In some instances, the unitranche structure is favored by sponsors who want to circumvent the auction process entirely. In these cases, sponsors are approaching lenders to get a deal done expeditiously without attracting the kind of attention that could prompt a bidding war. Heightened uncertainty has also inured to the benefit of lenders with deep private equity relationships and the wherewithal to hold larger positions. These select lenders are gaining ground as sponsors are increasingly shifting away from “underwrite to syndicate” solutions and toward “buy and hold” solutions with their most trusted debt providers. This helps explain the increasing number of “pari passu” unitranches, and the decrease in first out/last out structures.
Too Early For Energy
With oil prices strengthening over the quarter, we see some lenders considering increasing their portfolio exposure. In fact, oil and gas loan bids regained a small piece of lost territory, closing the quarter just below 60, up 5 points from February’s low point (2). However, as we noted last quarter, we continue to believe that energy has further downside potential and has not yet reached a bottom.
While rig count has declined in the U.S., we believe oil producers like Saudi Arabia and Iran have yet to reconcile their disparate views on supply. For instance, Iran has not yet agreed to take part in the current freeze under discussion. In our view, the oil issue has devolved into a case of each side waiting for the other to blink first.
With oversupply being a key driver behind today’s depressed oil price levels, it’s difficult for us to foresee stabilization until these two major players set aside their regional rivalry and agree to work together to reassert a balance. That said, an additional 1.2 million barrels of demand is expected to come on this year. When coupled with a potential reduction of 800,000 barrels of supply in the U.S., output may stabilize this fall.
The Table is Set for Good Vintage
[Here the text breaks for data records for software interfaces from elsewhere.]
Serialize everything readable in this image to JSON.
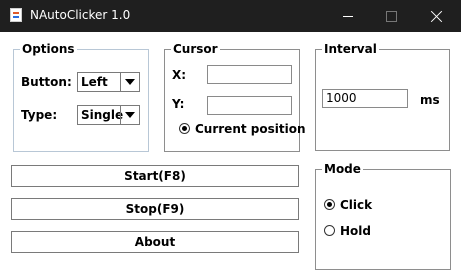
{
  "window": {
    "title": "NAutoClicker 1.0"
  },
  "options": {
    "legend": "Options",
    "button_label": "Button:",
    "button_value": "Left",
    "type_label": "Type:",
    "type_value": "Single"
  },
  "cursor": {
    "legend": "Cursor",
    "x_label": "X:",
    "x_value": "",
    "y_label": "Y:",
    "y_value": "",
    "current_position_label": "Current position",
    "current_position_selected": true
  },
  "interval": {
    "legend": "Interval",
    "value": "1000",
    "unit": "ms"
  },
  "actions": {
    "start_label": "Start(F8)",
    "stop_label": "Stop(F9)",
    "about_label": "About"
  },
  "mode": {
    "legend": "Mode",
    "options": [
      {
        "label": "Click",
        "selected": true
      },
      {
        "label": "Hold",
        "selected": false
      }
    ]
  },
  "icons": {
    "app": "app-icon",
    "minimize": "minimize-icon",
    "maximize": "maximize-icon",
    "close": "close-icon",
    "dropdown": "chevron-down-icon"
  }
}
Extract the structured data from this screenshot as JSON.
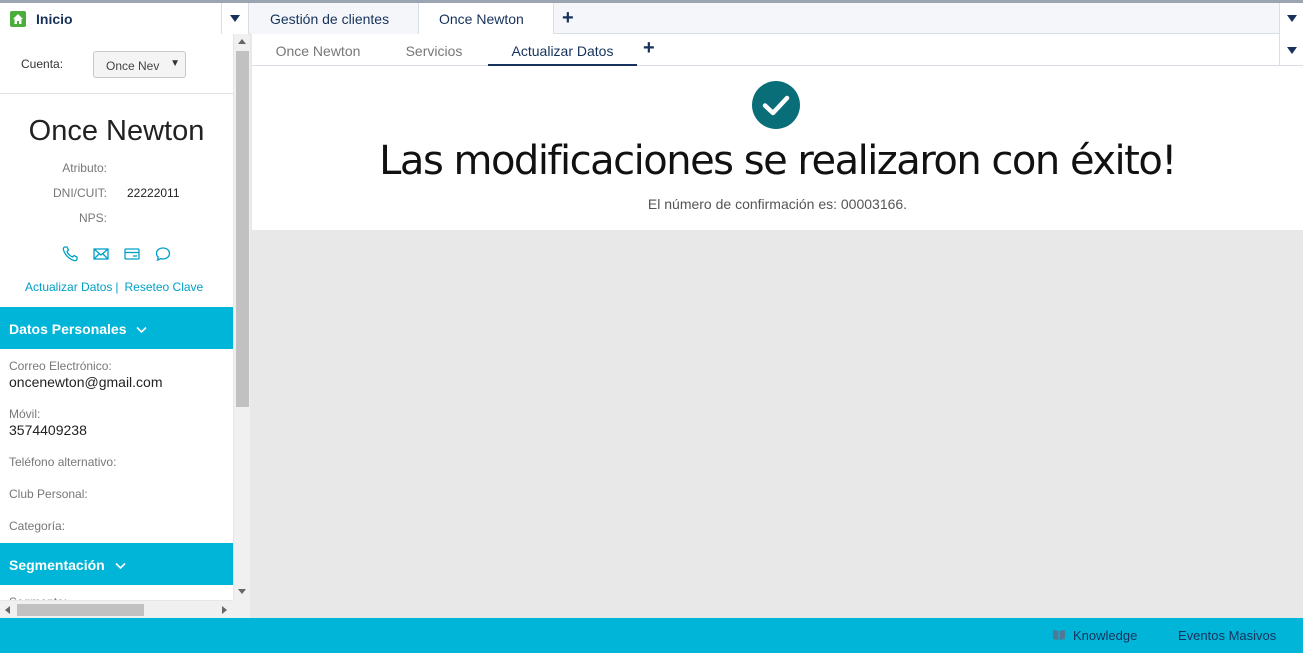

Due to broader market volatility and uncertainty, we have noticed a widening of spreads in the middle market, creating opportunities for strong risk-adjusted returns. As a result, we have been able to find attractive pricing at the higher end of the capital structure for select deals and look forward to continuing to invest in this more lender friendly environment.
As previously mentioned, we believe that lenders with flexible, long term capital will look back favorably on the vintages of 2016 and 2017 similarly to those of
2009 and 2010.
Musical Chairs in the Middle Market
The dramatic decline in the price of oil and other commodities has stoked fears of surging levels of toxic debt lurking on European bank balance sheets.
The true extent of these banks’ exposure remains uncertain. However, as oil prices have fallen, banks have been forced to scale back lending while coming under regulatory pressure to reduce risk. This has had a pronounced ripple effect into other areas such as U.S. middle market lending.
This development helps explain the large spike in the number of lenders who cited capital requirements as having the greatest impact on the lending landscape this quarter (see Figure 5).
As some of the larger traditional participants pull back even further from the U.S. middle market, new players are starting to emerge. In addition to alternative lenders, we’re also seeing family offices become more involved in creative ways—for instance, providing co-investments, structured equity or mezzanine financing as well as minority recaps for sponsor-led deals. While too early to draw conclusions, it is creating a different dynamic for lenders as they evaluate these new players participating in deals.
- Preqin Q1 2016 Private Capital Fundraising Update.
- Thomson Reuters LPC’s Leveraged Loan Monthly – March 2016.
- Thomson Reuters LPC’s 2Q16 MM Investor Outlook Survey.
DISCLAIMER: Statements included herein about the middle market lending environment are based on observations made by Fifth Street deal professionals and were corroborated by Thomson Reuters LPC survey data and Preqin.